If you check out articles on how to blog and how to get readers, all of them basically tell me the same thing. I talk too much about my life. I don’t have a niche. I don’t write for an audience. I focus on nothing but the content of my blog, with no thought to building an audience on Facebook or Twitter.
Oh sure, I love interacting with the bloggers I meet in the Facebook groups I’ve joined, as well as my real life friends who have blogs of their own. But I don’t interact with them in the hopes of increasing my stats. I interact with them because they’re cool people and/or because I like what they write about.
Don’t get me wrong, I’m not about to espouse a false dichotomy. I don’t think blogging to get traffic is a bad thing. You certainly should blog to get traffic if your blog is a source of income – especially if it’s your main one. God knows also I wouldn’t have all my favorite blogs to check out if people didn’t focus on things like keywords and SEO and whatnot. The Internet would be a much more boring place if you didn’t have people who treated blogging like a business, and, like any consumer, I’m grateful for their time and effort.

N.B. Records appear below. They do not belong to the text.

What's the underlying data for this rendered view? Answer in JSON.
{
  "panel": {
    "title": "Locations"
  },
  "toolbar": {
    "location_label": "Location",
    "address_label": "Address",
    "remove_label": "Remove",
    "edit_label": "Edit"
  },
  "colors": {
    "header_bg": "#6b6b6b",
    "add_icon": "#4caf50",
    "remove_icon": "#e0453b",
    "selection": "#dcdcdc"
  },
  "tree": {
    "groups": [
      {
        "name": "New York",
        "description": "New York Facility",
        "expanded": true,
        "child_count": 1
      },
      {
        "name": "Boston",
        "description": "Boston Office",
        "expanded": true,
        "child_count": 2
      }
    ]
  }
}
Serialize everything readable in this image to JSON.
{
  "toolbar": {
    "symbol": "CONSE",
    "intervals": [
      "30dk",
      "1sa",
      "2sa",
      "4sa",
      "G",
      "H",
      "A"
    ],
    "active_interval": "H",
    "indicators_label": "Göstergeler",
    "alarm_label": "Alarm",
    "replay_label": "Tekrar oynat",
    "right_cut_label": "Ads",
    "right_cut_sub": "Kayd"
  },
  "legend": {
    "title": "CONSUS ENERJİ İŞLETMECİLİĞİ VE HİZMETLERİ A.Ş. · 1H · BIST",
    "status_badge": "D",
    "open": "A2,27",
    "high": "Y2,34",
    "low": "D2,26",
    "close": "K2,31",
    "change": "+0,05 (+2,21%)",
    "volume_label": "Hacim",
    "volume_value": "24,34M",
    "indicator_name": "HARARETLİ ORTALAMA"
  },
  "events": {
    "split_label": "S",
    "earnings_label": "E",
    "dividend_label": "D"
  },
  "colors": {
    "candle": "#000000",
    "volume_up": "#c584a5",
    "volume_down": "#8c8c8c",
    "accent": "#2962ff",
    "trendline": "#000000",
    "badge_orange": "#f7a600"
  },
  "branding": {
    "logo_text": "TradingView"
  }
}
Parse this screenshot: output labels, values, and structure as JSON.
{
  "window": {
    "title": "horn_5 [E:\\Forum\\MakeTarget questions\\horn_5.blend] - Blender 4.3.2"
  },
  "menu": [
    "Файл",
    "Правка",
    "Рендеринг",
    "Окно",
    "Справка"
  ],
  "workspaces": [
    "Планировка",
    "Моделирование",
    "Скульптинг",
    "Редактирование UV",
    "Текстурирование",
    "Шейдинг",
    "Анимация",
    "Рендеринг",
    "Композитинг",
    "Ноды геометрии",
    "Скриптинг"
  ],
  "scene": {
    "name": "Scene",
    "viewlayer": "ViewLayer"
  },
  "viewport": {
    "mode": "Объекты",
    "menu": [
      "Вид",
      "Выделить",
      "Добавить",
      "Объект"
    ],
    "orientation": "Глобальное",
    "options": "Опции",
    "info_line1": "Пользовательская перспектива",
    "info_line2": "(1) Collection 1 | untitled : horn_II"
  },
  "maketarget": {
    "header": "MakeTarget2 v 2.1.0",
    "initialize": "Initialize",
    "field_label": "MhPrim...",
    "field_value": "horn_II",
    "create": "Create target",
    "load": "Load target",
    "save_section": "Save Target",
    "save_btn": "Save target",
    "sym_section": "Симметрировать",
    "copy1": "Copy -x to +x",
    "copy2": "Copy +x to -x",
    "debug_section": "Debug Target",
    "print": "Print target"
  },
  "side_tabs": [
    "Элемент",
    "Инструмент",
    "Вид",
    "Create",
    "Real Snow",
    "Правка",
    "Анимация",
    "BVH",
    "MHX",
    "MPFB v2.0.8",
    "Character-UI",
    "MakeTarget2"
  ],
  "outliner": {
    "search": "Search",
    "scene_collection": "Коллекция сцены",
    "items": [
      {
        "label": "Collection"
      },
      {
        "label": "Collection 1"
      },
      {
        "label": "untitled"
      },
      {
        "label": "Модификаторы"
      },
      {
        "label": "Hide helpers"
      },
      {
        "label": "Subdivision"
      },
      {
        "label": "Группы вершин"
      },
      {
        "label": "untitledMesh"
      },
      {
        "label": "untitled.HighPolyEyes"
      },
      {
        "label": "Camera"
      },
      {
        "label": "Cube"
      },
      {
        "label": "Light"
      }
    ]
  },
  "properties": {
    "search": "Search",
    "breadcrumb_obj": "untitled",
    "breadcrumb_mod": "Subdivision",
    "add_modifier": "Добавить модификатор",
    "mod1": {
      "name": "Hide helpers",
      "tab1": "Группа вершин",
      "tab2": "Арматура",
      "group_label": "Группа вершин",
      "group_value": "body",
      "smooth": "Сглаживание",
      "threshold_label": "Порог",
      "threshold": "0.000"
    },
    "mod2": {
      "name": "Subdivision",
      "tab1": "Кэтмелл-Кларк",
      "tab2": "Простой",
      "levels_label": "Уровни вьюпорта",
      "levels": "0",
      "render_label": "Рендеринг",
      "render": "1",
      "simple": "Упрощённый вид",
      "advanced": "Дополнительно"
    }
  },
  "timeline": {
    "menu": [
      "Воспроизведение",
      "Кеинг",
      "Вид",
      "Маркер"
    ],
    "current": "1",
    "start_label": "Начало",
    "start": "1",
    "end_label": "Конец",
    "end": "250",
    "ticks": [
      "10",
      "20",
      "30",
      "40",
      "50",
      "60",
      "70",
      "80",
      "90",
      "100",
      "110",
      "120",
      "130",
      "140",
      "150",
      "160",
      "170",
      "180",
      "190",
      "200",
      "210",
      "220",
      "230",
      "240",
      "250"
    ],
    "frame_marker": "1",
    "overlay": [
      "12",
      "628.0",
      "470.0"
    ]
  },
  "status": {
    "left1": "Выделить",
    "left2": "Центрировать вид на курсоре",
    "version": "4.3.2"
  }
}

But that kind of blogging? That’s not what I’m about.
When I first started this blog, I subtitled it as “the diary of a self-confessed millennial”. And that’s exactly what it is. A diary. It’s a compilation of everything in my life – books and movies I like, the music I listen to, my travels, my thoughts and struggles. I never had hopes of becoming famous or garnering a huge following through this blog. This is simply a record, a testament. There once was a girl named Kate, and this was her life.
Is it so bad to want to blog in this way? If they could read this, I’m sure every professional blog coach (is that what they’re called? IDK) out there would probably want to scream at me, “Yes! This is bad! Why would you even start a blog if you don’t want traffic? Your blog is pointless.”
Pointless to other people, maybe. But it’s not pointless to me.
And that? That’s the idea that I despise with the fire of a thousand suns. Not the desire to monetize and profit off your blog and gain a following, no. Far be it from to judge what other people want. What I loathe is this totally capitalist idea that your blog – your life – has to mean something on a grand scale for it to be worthwhile. Why can’t I just blog because I like it? Why can’t I write posts and share photos just because it makes me feel good to see my words and pictures on the Internet?
Why can’t I do something for the sake of enjoying it? Why does there have to be compensation, whether in the form of money or traffic?
Isn’t what makes life worth living the things you do simply because you find them enjoyable? I don’t receive anything in exchange for traveling to new places or reading books, but I do these things anyway because they make me feel good. I learn a lot, and my horizons are expanded. Similarly, I blog because I learn how to write, how to edit photos, how to process my emotions and handle difficulties. I blog because I make friends through the community. I blog because it’s my catharsis.
I blog because I like it.
I don’t blog to succeed. I don’t care about succeeding. If you’re the type of person who finds it frustrating to keep publishing content only to keep getting lackluster numbers, that’s on you. And honestly, that’s fine! To each her own. It’s just that I’m not that person. I’m already super competitive, fast-paced, and Type A offline – I don’t want to be that girl online, as well. If I get a few comments from people saying they liked my posts, make a few new friends who share the same interests, then that’s enough for me.
Blogging is complicated enough as it is without judging others for how they choose to go about it. There are people who thrive on comments, page views, follows, and other such stats. There are those who simply like to blog for the pure pleasure of writing. Both viewpoints are valid.